All day I was anxious to get home to see how my boyfriend's sister's day had turned out. Mine was going great. I felt so free, my back was well rested and my feet didn't hurt.

After school, when I approached the door to my house, I could hear her pacing back and forth. Before I could take a step inside, she had put my daughter in my arms.

Was It That Bad?

"Damn," I said, "was she that bad? And what are you doing home so early?"

"Why am I home so early!" She was still pacing. "I'll tell you why I'm home so early! Your daughter is heavy, greedy and she threw up all over me in school. I had no choice but to come home! Then," She said in a very sarcastic tone, "while I was attempting to walk home from the train, I had to spend money on a cab because of all the weight that I had to carry!"

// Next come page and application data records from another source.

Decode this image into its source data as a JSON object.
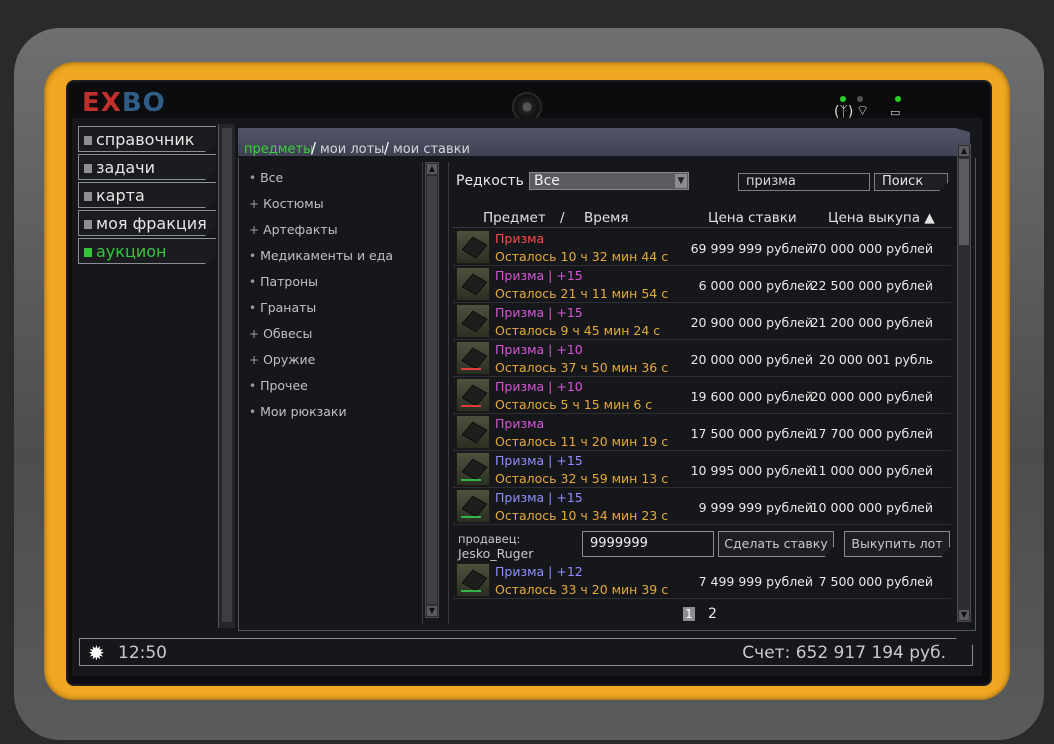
{
  "device": {
    "logo_left": "EX",
    "logo_right": "BO"
  },
  "sidebar": {
    "items": [
      {
        "label": "справочник",
        "active": false
      },
      {
        "label": "задачи",
        "active": false
      },
      {
        "label": "карта",
        "active": false
      },
      {
        "label": "моя фракция",
        "active": false
      },
      {
        "label": "аукцион",
        "active": true
      }
    ]
  },
  "tabs": [
    {
      "label": "предметы",
      "active": true
    },
    {
      "label": "мои лоты",
      "active": false
    },
    {
      "label": "мои ставки",
      "active": false
    }
  ],
  "categories": [
    {
      "bullet": "•",
      "label": "Все"
    },
    {
      "bullet": "+",
      "label": "Костюмы"
    },
    {
      "bullet": "+",
      "label": "Артефакты"
    },
    {
      "bullet": "•",
      "label": "Медикаменты и еда"
    },
    {
      "bullet": "•",
      "label": "Патроны"
    },
    {
      "bullet": "•",
      "label": "Гранаты"
    },
    {
      "bullet": "+",
      "label": "Обвесы"
    },
    {
      "bullet": "+",
      "label": "Оружие"
    },
    {
      "bullet": "•",
      "label": "Прочее"
    },
    {
      "bullet": "•",
      "label": "Мои рюкзаки"
    }
  ],
  "filters": {
    "rarity_label": "Редкость",
    "rarity_value": "Все",
    "search_value": "призма",
    "search_button": "Поиск"
  },
  "columns": {
    "item": "Предмет",
    "sep": "/",
    "time": "Время",
    "bid": "Цена ставки",
    "buyout": "Цена выкупа ▲"
  },
  "lots": [
    {
      "name": "Призма",
      "name_color": "#ff4a4a",
      "time_left": "Осталось 10 ч 32 мин 44 с",
      "bid": "69 999 999 рублей",
      "buyout": "70 000 000 рублей",
      "tag_color": ""
    },
    {
      "name": "Призма | +15",
      "name_color": "#d655d6",
      "time_left": "Осталось 21 ч 11 мин 54 с",
      "bid": "6 000 000 рублей",
      "buyout": "22 500 000 рублей",
      "tag_color": ""
    },
    {
      "name": "Призма | +15",
      "name_color": "#d655d6",
      "time_left": "Осталось 9 ч 45 мин 24 с",
      "bid": "20 900 000 рублей",
      "buyout": "21 200 000 рублей",
      "tag_color": ""
    },
    {
      "name": "Призма | +10",
      "name_color": "#d655d6",
      "time_left": "Осталось 37 ч 50 мин 36 с",
      "bid": "20 000 000 рублей",
      "buyout": "20 000 001 рубль",
      "tag_color": "#e23b3b"
    },
    {
      "name": "Призма | +10",
      "name_color": "#d655d6",
      "time_left": "Осталось 5 ч 15 мин 6 с",
      "bid": "19 600 000 рублей",
      "buyout": "20 000 000 рублей",
      "tag_color": "#e23b3b"
    },
    {
      "name": "Призма",
      "name_color": "#d655d6",
      "time_left": "Осталось 11 ч 20 мин 19 с",
      "bid": "17 500 000 рублей",
      "buyout": "17 700 000 рублей",
      "tag_color": ""
    },
    {
      "name": "Призма | +15",
      "name_color": "#8e8eff",
      "time_left": "Осталось 32 ч 59 мин 13 с",
      "bid": "10 995 000 рублей",
      "buyout": "11 000 000 рублей",
      "tag_color": "#2fb54a"
    },
    {
      "name": "Призма | +15",
      "name_color": "#8e8eff",
      "time_left": "Осталось 10 ч 34 мин 23 с",
      "bid": "9 999 999 рублей",
      "buyout": "10 000 000 рублей",
      "tag_color": "#2fb54a"
    },
    {
      "name": "Призма | +12",
      "name_color": "#8e8eff",
      "time_left": "Осталось 33 ч 20 мин 39 с",
      "bid": "7 499 999 рублей",
      "buyout": "7 500 000 рублей",
      "tag_color": "#2fb54a"
    }
  ],
  "selected_lot": {
    "seller_label": "продавец:",
    "seller_name": "Jesko_Ruger",
    "bid_input": "9999999",
    "bid_button": "Сделать ставку",
    "buyout_button": "Выкупить лот"
  },
  "pagination": {
    "pages": [
      "1",
      "2"
    ],
    "current": "1"
  },
  "statusbar": {
    "time": "12:50",
    "balance": "Счет: 652 917 194 руб."
  }
}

"You cheated," I said. "You was not supposed to take a cab home. You were supposed to handle it like I do and walk your lazy butt home. Also," I said, mimicking her, "stop complaining. All you did was take her to school and bring your butt back home."

"All right," she said. "I now understand where you're coming from when you say that it's not as easy as it looks. From now on, since I'm the one looking in on the situation, I won't comment, or should I say I won't knock it 'til I try it."

It's Not Easy Planning for Pregnancy

True to her word, my boyfriend's sister no longer makes comments when I complain. Instead, she even tells others that it's not easy being a teen mom. And after experiencing the day in the life of a teen mom, she is even more determined not to get pregnant until she's ready to be a parent. She says she doesn't want children until she's married and financially stable, so she can take cabs whenever she wants.

My life is not easy, but I learn to manage. For me, each day is a new struggle, whether it be with school or with my daughter. I continue to wake up each day and do my thing because I know that in the end I'll be paid and living a nice life accompanied by my daughter and my fiancĂ©. Graphic indicating this is the end of the story